● **Records to use**
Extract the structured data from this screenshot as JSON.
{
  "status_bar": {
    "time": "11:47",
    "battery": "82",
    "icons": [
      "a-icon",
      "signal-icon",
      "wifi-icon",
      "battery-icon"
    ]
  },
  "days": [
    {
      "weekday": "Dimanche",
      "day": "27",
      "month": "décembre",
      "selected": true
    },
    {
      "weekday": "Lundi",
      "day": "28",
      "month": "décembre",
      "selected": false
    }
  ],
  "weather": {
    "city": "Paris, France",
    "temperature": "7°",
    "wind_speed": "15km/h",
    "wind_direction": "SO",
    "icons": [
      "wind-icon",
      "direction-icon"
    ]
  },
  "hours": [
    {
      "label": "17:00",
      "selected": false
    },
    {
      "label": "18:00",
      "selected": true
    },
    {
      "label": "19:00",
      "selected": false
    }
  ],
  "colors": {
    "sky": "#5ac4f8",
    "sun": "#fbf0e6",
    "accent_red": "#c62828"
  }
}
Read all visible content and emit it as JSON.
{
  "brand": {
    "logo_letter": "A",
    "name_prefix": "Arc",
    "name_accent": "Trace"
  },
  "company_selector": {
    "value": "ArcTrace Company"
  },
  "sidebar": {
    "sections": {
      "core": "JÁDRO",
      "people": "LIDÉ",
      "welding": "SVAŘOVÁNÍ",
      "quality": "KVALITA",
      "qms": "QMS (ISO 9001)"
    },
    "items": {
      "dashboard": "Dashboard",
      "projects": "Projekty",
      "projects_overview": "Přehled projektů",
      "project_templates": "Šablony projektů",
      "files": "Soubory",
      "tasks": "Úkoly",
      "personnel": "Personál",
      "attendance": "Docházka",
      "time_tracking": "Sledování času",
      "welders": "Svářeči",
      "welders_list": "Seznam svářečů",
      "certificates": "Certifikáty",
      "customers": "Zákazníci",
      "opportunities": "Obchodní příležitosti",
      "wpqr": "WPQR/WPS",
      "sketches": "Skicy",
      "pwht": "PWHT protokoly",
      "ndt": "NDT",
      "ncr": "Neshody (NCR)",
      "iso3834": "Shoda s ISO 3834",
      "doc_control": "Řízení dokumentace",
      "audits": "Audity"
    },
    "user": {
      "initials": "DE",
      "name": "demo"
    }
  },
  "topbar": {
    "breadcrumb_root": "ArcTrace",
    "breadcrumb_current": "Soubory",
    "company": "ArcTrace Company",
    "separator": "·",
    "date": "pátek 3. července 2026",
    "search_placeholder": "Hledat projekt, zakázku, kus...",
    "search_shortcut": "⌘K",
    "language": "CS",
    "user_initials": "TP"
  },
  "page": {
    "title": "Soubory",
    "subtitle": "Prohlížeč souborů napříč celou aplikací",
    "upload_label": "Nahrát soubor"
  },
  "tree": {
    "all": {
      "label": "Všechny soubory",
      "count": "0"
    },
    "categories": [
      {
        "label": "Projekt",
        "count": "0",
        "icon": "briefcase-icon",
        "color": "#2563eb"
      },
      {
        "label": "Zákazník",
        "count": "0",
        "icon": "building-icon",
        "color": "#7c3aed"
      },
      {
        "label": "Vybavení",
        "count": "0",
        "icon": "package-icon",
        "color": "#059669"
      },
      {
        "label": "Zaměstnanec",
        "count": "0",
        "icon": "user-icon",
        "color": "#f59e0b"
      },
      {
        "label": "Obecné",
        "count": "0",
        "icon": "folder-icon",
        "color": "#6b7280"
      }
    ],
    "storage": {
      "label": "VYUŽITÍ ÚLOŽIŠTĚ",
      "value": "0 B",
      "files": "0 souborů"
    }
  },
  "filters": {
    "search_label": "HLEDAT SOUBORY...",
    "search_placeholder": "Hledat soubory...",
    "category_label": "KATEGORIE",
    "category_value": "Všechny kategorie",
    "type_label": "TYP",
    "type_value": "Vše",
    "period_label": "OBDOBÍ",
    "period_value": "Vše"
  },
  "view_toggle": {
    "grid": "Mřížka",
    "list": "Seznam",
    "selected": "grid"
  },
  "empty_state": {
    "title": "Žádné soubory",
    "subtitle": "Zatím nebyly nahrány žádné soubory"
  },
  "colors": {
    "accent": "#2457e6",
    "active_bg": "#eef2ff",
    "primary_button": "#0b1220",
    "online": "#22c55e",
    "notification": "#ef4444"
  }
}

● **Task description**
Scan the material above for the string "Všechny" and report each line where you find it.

● **Worked solution**
      "label": "Všechny soubory",
    "category_value": "Všechny kategorie",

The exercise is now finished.